First responders: burnout, substance use & getting support
Updated: Mar 10
First responders routinely show up on lists of industries with high burnout rates. First responders are comprised of police officers, EMS, firefighters and 911 dispatchers. Burnout is a form of stress that is usually associated with our work environment. Although anyone in any career is susceptible to burnout, there are several components of being a first responder that increase the odds of experiencing burnout in that field.
Left untreated, burnout can lead to increased stress, depression, medical issues and increased use of alcohol and drugs. Although the job of a first responder is stressful and demanding at any time, the coronavirus pandemic enhances the existing challenges. Changes to daily operating, efforts to mitigate the spread and being at risk of contracting the virus are something that first responders are facing daily. They are also not immune to the stressors the rest of us are currently facing, including a lack of social support and financial strains through family job loss.
What is burnout?
Burnout is a state of emotional, physical, and mental exhaustion caused by excessive and prolonged stress. It is different from ongoing stress in which you may feel overwhelmed, or like you are drowning. Burnout often feels more like you have nothing left. In my opinion, the best description of burnout comes from Peter in Office Space when he is talking to his therapist. “…ever since I started working, every single day of my life has been worse than the day before it. So that means every single day that you see me, that’s on the worst day of my life.”
Certain aspects of being a first responder increase the likelihood that burnout may occur: lack of control over job, extremes in activity in the workplace and work/life imbalance and long hours, combined with irregular shifts. Unfortunately, the coronavirus has worsened existing stressors and created new problems for first responders.
Signs and symptoms of burnout
Once burnout has crept in, it can affect us in a multitude of ways, including our behavior, our physical health and our emotional functioning.
· Increased anger or short temper
· Diminished hygiene
· Using food, drugs or alcohol to cope
· Loss of motivation
· Feelings of failure/self-doubt
· Feeling helpless/trapped/defeated
· Increased cynicism

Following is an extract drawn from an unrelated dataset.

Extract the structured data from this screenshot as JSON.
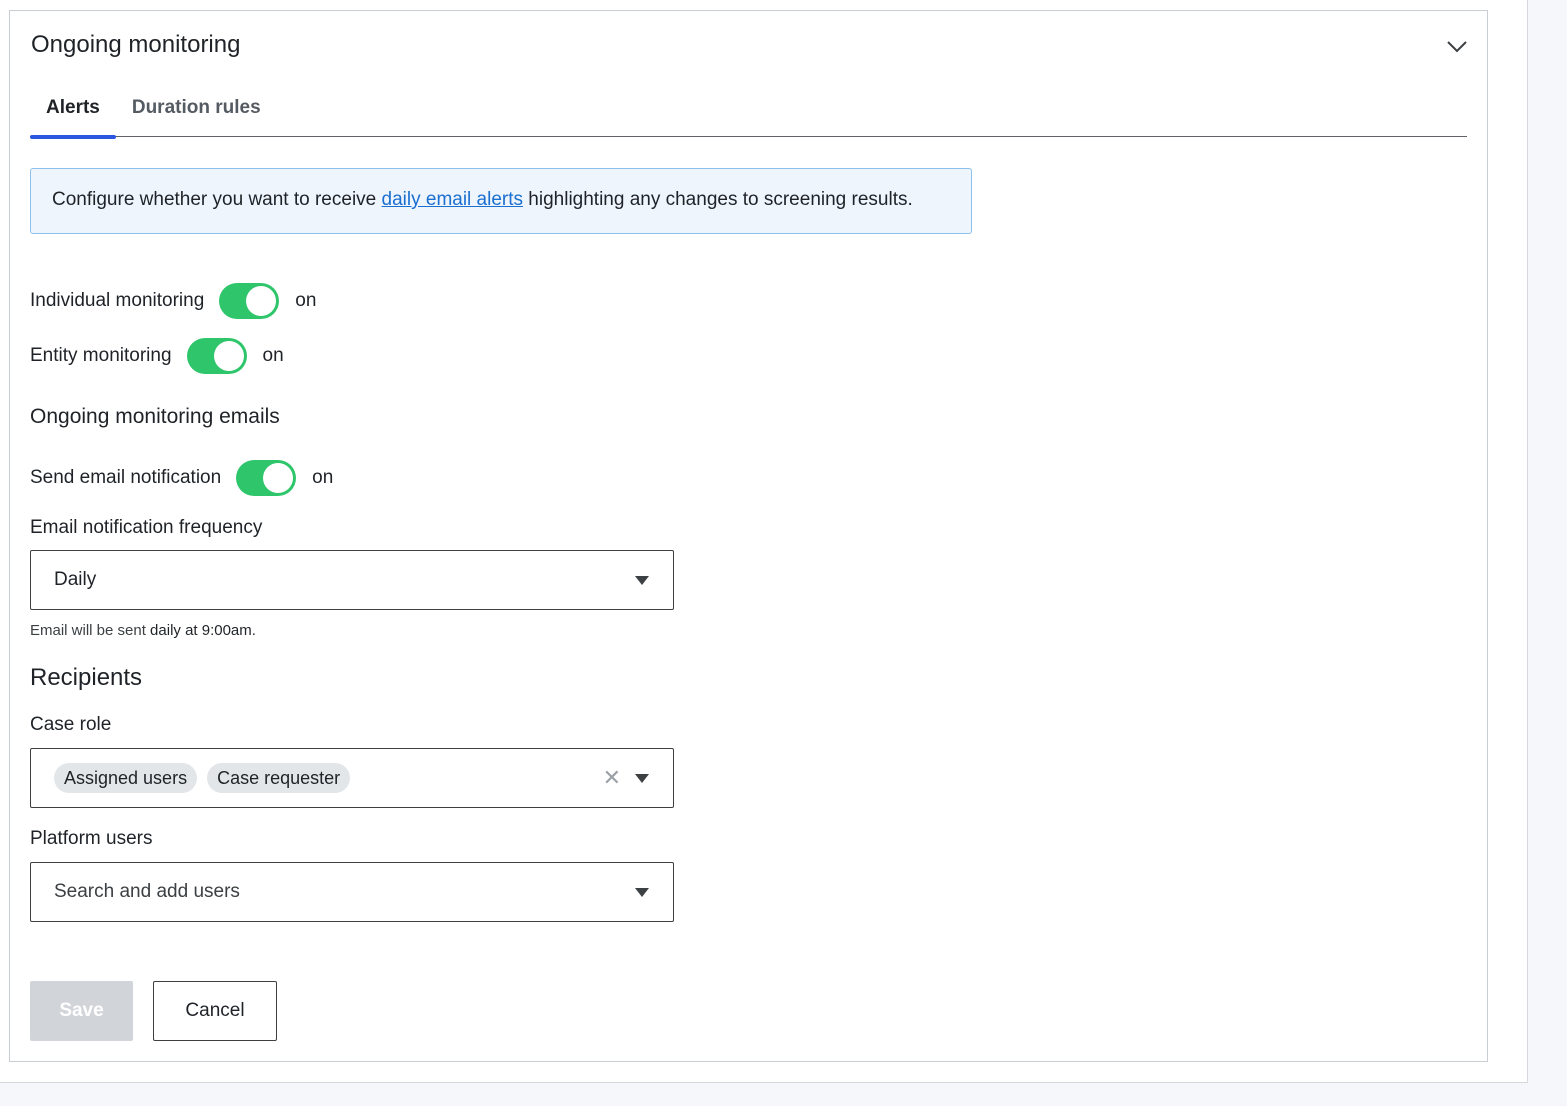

· Feeling alone
· Thoughts of suicide or self-harm
· Near constant fatigue
· Lowered immunity (thus more likely to get sick)
· Headaches, tension in the body
· Changes in sleep and appetite
Mental health, left untreated
Many people turn to substances to help cope, or numb the effects of pain, exhaustion or depression. Although this is not an uncommon coping mechanism, the rates for first responders are significantly higher than the general population. Police officers are approximately three times as likely to have a substance use disorder than the general population and are 200% more likely to abuse alcohol.
Although in general, men consume more alcohol than women, studies have indicated that male and female officers tend to abuse alcohol at similar rates. Studies with firefighters produce similar findings. Firefighters tend to have a 47% prevalence of alcohol use disorders, compared with 29.1% in the general population. Unfortunately, there are fewer studies available for EMT’s and 911 dispatchers, though they are exposed to many of the same stressors and working conditions.
Burnout combined with a worsening substance use problem and other issues such as relationship issues and/or PTSD can create a recipe for disaster. PTSD and depression rates are 5 times higher for first responders than for civilians. Heartbreakingly, first responders are more likely to die by suicide than in the line of duty. For the general population, death by suicide is the 10th leading cause of death in the U.S., with the rate at 13/100,000. For police officers, the rate is 17/100,000 and for firefighters, it climbs to 18/100,000.
Take steps toward self-care
First responders dedicate their lives to putting others first. It is not wrong, selfish or weak to divert some of that energy back to yourself. It doesn’t matter where you start, just begin making changes that resonate with you. (Exception: if you are considering harming yourself or considering suicide, please seek help immediately).
· Reduce physical tension, by walking, exercising or a breathing exercise
Combat, or box breathing is often effective. Combat breathing is done in 4 cycles. 1) Breathe in through your nose for a count of four 2) hold breath for count of four 3) exhale through your mouth for count of four 4) hold breath for the count of four, repeat cycle.
· Utilize peer support programs if they are available
· Prioritize sleep and healthy eating
· Develop a “buddy system” with someone at work and set times to check-in with each other
· Learn to recognize your own signs of heightened stress or depression that may lead to burnout
· Connect with your friends or family
· Decrease your alcohol consumption, if you are able to
Additional support is available for first responders through:
National Suicide Prevention Lifeline: 1.800.267.5463
Fire/EMS helpline: 1.888. 731.FIRE (3473)
About the Author:
Kimberly May, LPC, LMFT is a therapist at Substance Use Therapy in Austin, TX. Kimberly works with individuals, couples and families whose lives have been affected by substance use. By utilizing a harm reduction framework, Kimberly works effectively with people in any stage of use. In addition to substance use, she works with other issues such as anger, burn-out, anxiety and grief. Contact today to schedule a no-charge, 30 minute, in-person consultation. *Note: telephone and telehealth sessions are currently available.